As for PCs, Microsoft plans to show off a new Lamborghini laptop from Asus, as well as consumer laptop line, which includes a model that uses flash memory rather than a hard drive for storage.

Bill Gates and Slash
Credit: Corinne Schulze/CNET News.com
Guns N' Roses guitarist Slash plays the part
of Gates' Guitar Hero ringer.

Gates also showed off the role that speech and touch will play in the future. Microsoft has a new concept application for its Surface computer that shows how the product can tie into Windows Live services and other devices.

Gates used the tabletop Surface PC to design a custom snowboard and then send the design to his Windows mobile phone. His design included "Bill!" on the underside.

"I've got something that looks pretty good," Gates said.

Ever the fan of speech recognition technology, Gates demonstrated how mobile search can be improved by combining GPS (Global Positioning System) data with Tellme's speech recognition technology.

Entertainment and Devices unit head Robbie Bach joined Gates on stage to talk Xbox and Zune, among other things. On the Xbox front, Microsoft touted a number of statistics, including the fact that it has sold more than 17.7 million consoles, as well as the fact that the Xbox 360 has generated far more sales of games and accessories than rival consoles.

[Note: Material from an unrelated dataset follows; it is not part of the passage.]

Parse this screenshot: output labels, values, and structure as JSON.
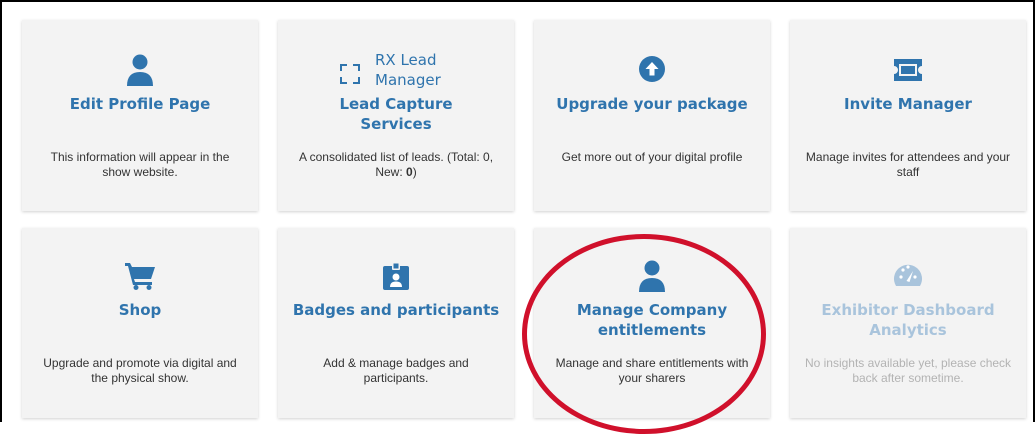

Microsoft also has 10 million subscribers to its Xbox Live service.

Microsoft is also touting sales of two recent game releases. , has sold more than 8.1 million copies since its September launch, while Mass Effect has sold 1.6 million copies in the six weeks since its launch.

Microsoft also noted the company's progress in IPTV--digital television delivered over Internet Protocol as opposed to traditional cable or satellite.

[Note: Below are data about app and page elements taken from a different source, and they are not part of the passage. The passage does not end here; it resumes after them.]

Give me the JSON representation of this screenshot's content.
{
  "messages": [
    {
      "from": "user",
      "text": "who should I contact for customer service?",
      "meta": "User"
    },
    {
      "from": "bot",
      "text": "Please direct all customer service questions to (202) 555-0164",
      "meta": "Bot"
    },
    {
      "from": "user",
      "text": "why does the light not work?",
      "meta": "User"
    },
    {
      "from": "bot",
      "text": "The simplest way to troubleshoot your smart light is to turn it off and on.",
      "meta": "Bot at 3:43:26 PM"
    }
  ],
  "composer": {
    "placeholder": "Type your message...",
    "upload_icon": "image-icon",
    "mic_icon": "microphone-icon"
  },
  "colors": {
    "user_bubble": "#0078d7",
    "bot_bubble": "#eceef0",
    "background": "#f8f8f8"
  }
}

Microsoft now has about 1 million set-top boxes in commercial use with its Mediaroom software, and its partners add two subscribers every minute, according to the company. AT&T, the largest U.S. customer, plans to have 1 million users itself by the end of the year.

Video:
Microsoft's chairman discusses the outgoing and incoming digital decades.

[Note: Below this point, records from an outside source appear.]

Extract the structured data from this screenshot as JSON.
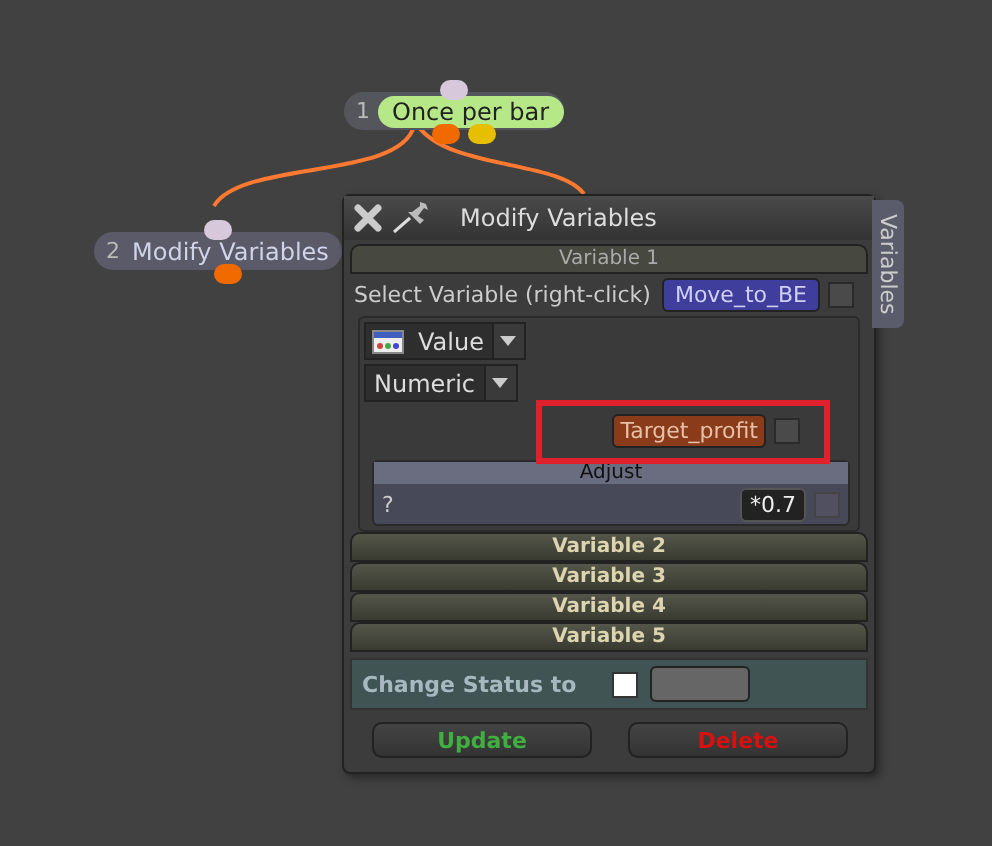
{
  "nodes": [
    {
      "number": "1",
      "label": "Once per bar",
      "kind": "event"
    },
    {
      "number": "2",
      "label": "Modify Variables",
      "kind": "action"
    }
  ],
  "dialog": {
    "title": "Modify Variables",
    "side_tab": "Variables",
    "sections": [
      {
        "title": "Variable 1",
        "expanded": true
      },
      {
        "title": "Variable 2",
        "expanded": false
      },
      {
        "title": "Variable 3",
        "expanded": false
      },
      {
        "title": "Variable 4",
        "expanded": false
      },
      {
        "title": "Variable 5",
        "expanded": false
      }
    ],
    "select_label": "Select Variable (right-click)",
    "variable": "Move_to_BE",
    "variable_checked": false,
    "dropdowns": [
      "Value",
      "Numeric"
    ],
    "target": {
      "label": "Target_profit",
      "checked": false,
      "highlighted": true
    },
    "adjust": {
      "title": "Adjust",
      "label": "?",
      "value": "*0.7",
      "checked": false
    },
    "status": {
      "label": "Change Status to",
      "checked": false
    },
    "buttons": [
      {
        "label": "Update",
        "kind": "update"
      },
      {
        "label": "Delete",
        "kind": "delete"
      }
    ]
  }
}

Bach showed a number of custom applications designed for its Mediaroom IPTV service, including one developed by TNT for covering live Nascar events.

"I can pick car No. 35, or I can go into the pits and watch car No. 22," Bach said.

Bach said the company is serious about the TV effort.

"It's not a 'hobby' for Microsoft," he said, a jab at the fact that Apple CEO Steve Jobs once called Apple TV a "hobby."

On the Olympics front, Microsoft and NBC are teaming up on a more than 3,000 hours of live and on-demand video of Olympic events. It will be ad-supported, with the two companies divvying up the revenue.

It's not the first time Microsoft and the General Electric division have partnered to cover the Olympics--they also did so for the Winter Games in Salt Lake City in 2002.

Gates said the ability to watch the events you want, either live or on-demand, is why Internet-based TV is so much better than standard fare.

"Events like this in the broadcast format just aren't as satisfying, as great as we'll make the Olympics," Gates said.

Microsoft also announced deals to offer movies from MGM and TV shows from Disney for download via the Xbox 360. The Disney deal will bring to the Xbox more than 500 hours of programming in both standard and high-definition formats, including shows such as Desperate Housewives, Lost, and Grey's Anatomy, plus Disney shows such as Hannah Montana.

On the music front, Microsoft isn't giving exact sales figures for the Zune, but it is noting that there are now 1.5 million active users in Zune Social, the social-networking site that ties into the music service and player.

Microsoft is also committing to offer the Zune in Canada by the spring. The product had originally been expected to expand into other countries sooner, but Microsoft has thus far kept its focus on the U.S. market.

In automotive news, Gates will tout the fact that Ford Motor has sold 30,000 cars equipped with the Sync in-car entertainment system that Microsoft co-developed with the carmaker. Ford expects to sell 1 million Sync-enabled cars by 2009.